(Excerpts from a dataset)
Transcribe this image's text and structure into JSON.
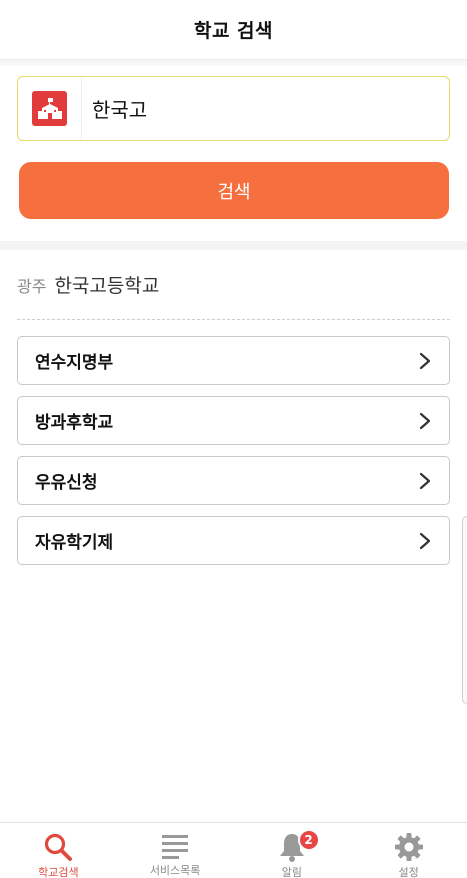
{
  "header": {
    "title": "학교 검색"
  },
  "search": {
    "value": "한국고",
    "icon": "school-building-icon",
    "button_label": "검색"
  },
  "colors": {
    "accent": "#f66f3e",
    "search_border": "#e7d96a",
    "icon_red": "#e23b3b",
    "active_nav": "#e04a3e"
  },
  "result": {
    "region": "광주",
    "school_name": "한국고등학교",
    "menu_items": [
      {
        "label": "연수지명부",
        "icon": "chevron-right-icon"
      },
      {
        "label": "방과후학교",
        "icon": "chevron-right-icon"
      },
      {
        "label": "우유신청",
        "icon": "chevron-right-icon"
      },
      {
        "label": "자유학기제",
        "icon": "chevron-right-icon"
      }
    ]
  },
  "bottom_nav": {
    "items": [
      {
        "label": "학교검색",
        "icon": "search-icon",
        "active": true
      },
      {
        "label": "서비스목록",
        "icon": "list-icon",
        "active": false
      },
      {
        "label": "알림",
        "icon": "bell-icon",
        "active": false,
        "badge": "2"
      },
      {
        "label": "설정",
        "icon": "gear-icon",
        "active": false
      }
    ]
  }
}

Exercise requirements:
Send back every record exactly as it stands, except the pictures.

Response area:
Transcribe this image's text and structure into JSON.
{
  "header": {
    "title": "학교 검색"
  },
  "search": {
    "value": "한국고",
    "icon": "school-building-icon",
    "button_label": "검색"
  },
  "colors": {
    "accent": "#f66f3e",
    "search_border": "#e7d96a",
    "icon_red": "#e23b3b",
    "active_nav": "#e04a3e"
  },
  "result": {
    "region": "광주",
    "school_name": "한국고등학교",
    "menu_items": [
      {
        "label": "연수지명부",
        "icon": "chevron-right-icon"
      },
      {
        "label": "방과후학교",
        "icon": "chevron-right-icon"
      },
      {
        "label": "우유신청",
        "icon": "chevron-right-icon"
      },
      {
        "label": "자유학기제",
        "icon": "chevron-right-icon"
      }
    ]
  },
  "bottom_nav": {
    "items": [
      {
        "label": "학교검색",
        "icon": "search-icon",
        "active": true
      },
      {
        "label": "서비스목록",
        "icon": "list-icon",
        "active": false
      },
      {
        "label": "알림",
        "icon": "bell-icon",
        "active": false,
        "badge": "2"
      },
      {
        "label": "설정",
        "icon": "gear-icon",
        "active": false
      }
    ]
  }
}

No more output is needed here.